A baseball catcher is said to wear the tools of ignorance. A de facto coach who calls plays and directs the game, he’s a rodeo clown at heart, choosing to put his body in harm’s way more than a crash test dummy. The reward? Arthritic knees, jammed fingers from foul tips, and train-wreck collisions at home plate.
What, then, does that say about lacrosse goalies who wear significantly less gear — just a helmet, chest protector, and cup — and face 90-mph shots from as little as seven yards away? “A goalie’s natural reaction is to put his face in front of it,” says men’s lacrosse coach Peter Lasagna. “You have to ask yourself what it says about someone as a human.”
A better question: How can someone — in this case Paul Kazarian ’06 — be smart enough to get into Bates, but stupid enough to put himself in the maelstrom of the goalie’s crease? To paraphrase a line from the cult movieordinary people spend their lives avoiding tense situations. Paul Kazarian spends his life getting into them.
Last spring, Bates started out 8-0 and despite a five-game skid finished 9-6, losing to NESCAC champion and national runner-up Middlebury in the conference semifinals. The seventh-seeded Bobcats were the first lower seed to advance to the second round in NESCAC postseason history, upsetting No. 4 Bowdoin 6-5. At one point ranked No. 14 in the country, the Bobcats produced only their second winning season in five years.
“Paul deserves so much credit for what we accomplished,” says Lasagna, named NESCAC Coach of the Year. “A team succeeds or fails depending on the goalie, and Paul loves the excitement/terror of that ultimate responsibility. He delivers three or four ridiculous saves per game that just suck the life out of the other team.” Kazarian’s .591 save percentage ranked him fourth in NESCAC.
The average human reaction time, from recognition to applied movement, is two-tenths of a second. But a hard rubber lacrosse ball shot from 20 feet gets to the net in about .15 seconds, which gives the goalie no chance. He’s Popeye without spinach.
“I throw every body part at the ball, my feet, my elbow, my arm, my head, whatever,” says Kazarian. “It just finds a way to hit me.”
Yet his success has almost nothing to do with luck.

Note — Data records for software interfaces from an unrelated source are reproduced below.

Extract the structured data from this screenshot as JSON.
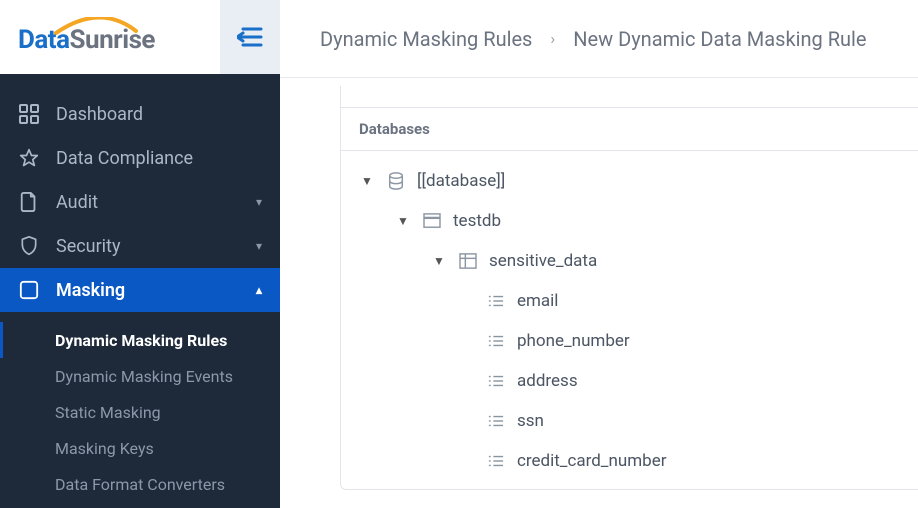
{
  "brand": {
    "part1": "Data",
    "part2": "Sunrise"
  },
  "nav": {
    "items": [
      {
        "label": "Dashboard"
      },
      {
        "label": "Data Compliance"
      },
      {
        "label": "Audit"
      },
      {
        "label": "Security"
      },
      {
        "label": "Masking"
      }
    ]
  },
  "subnav": {
    "items": [
      {
        "label": "Dynamic Masking Rules"
      },
      {
        "label": "Dynamic Masking Events"
      },
      {
        "label": "Static Masking"
      },
      {
        "label": "Masking Keys"
      },
      {
        "label": "Data Format Converters"
      }
    ]
  },
  "breadcrumb": {
    "a": "Dynamic Masking Rules",
    "b": "New Dynamic Data Masking Rule"
  },
  "panel": {
    "title": "Databases"
  },
  "tree": {
    "db": "[[database]]",
    "schema": "testdb",
    "table": "sensitive_data",
    "cols": [
      "email",
      "phone_number",
      "address",
      "ssn",
      "credit_card_number"
    ]
  }
}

It’s a science as sweet as boxing, except Kazarian is the punching bag.
Circling the 6-by-6 cage, attackers rotate the ball with laser-beam speed and – bang! – a sport played in the spirit of bumper cars becomes a chess match. The shooter hides the ball behind his head, then whips his stick down in the shape of a Nike swoosh. His shot rips through a tangled screen of legs, arms, and heads. All is confusion, except Kazarian’s thoughts. “You immediately go to the scouting report,” Kazarian says. “What has coach told me about this guy? What have I already seen?
“Does this kid go low to high, or high to low? Is it going to go away from me? Or to a low corner? If I were seven yards away from me right now and had all the time in the world, where could I put the ball by me?”
Perhaps the smartest player on Bates’ AstroTurf field, Kazarian typifies conventional wisdom the way Paris Hilton gives blondes a good name. Here are snippets from the scouting report on the senior whom friends call “PK,” which at best guess stands for Pure Krazy.
A native of Providence, R.I., Kazarian had been coached by Lasagna at Brown University lacrosse camps since seventh grade. “Apparently he still loves the sound of my voice yelling at him,” jokes Lasagna, who came to Lewiston in 2001 after 18 seasons at his alma mater.
As much as Kazarian wants to play in a championship game next year, he talks more about becoming a lobsterman next Short Term. “Do you think Bates will pay for a boat so I can do an independent study?”
There is no such thing as a backyard game: Wanting a Nerf hoop for his dorm room, Kazarian returned to campus with a regulation 10-foot basket. (He and his roommate hacksawed the pipe to make it fit.)
This July he’ll play in a Wiffle ball tournament on Long Island in hopes of qualifying for a national tournament.
This past June, playing for Bates at the multi-sport, multi-activity Renaissance Games at the University of Rhode Island, he put the penalty flag in flag football. “He laid a kid out,” says Bates friend Tyler Paul ’06. “He left his feet and just speared him. It was amazing.”
Kazarian played hockey in high school, but not goalie. “Too much padding,” he says. “Lacrosse goalies look tougher. Hockey goalies are mostly out-of-shape European guys.”
If you can’t find PK on campus, chances are he’s in the trainer’s office soaking in an ice bath. This stuntman, after all, has the leading role.
“I never want to be the guy people worry about in a big situation,” Kazarian says. “My teammates understand the sacrifices I make, and when they storm the field and I’m the first one they go to, it’s definitely worth being hit a couple times.”
Lasagna says it best: “There are not many Paul Kazarians walking around.”
Coach, it’s amazing he can still walk.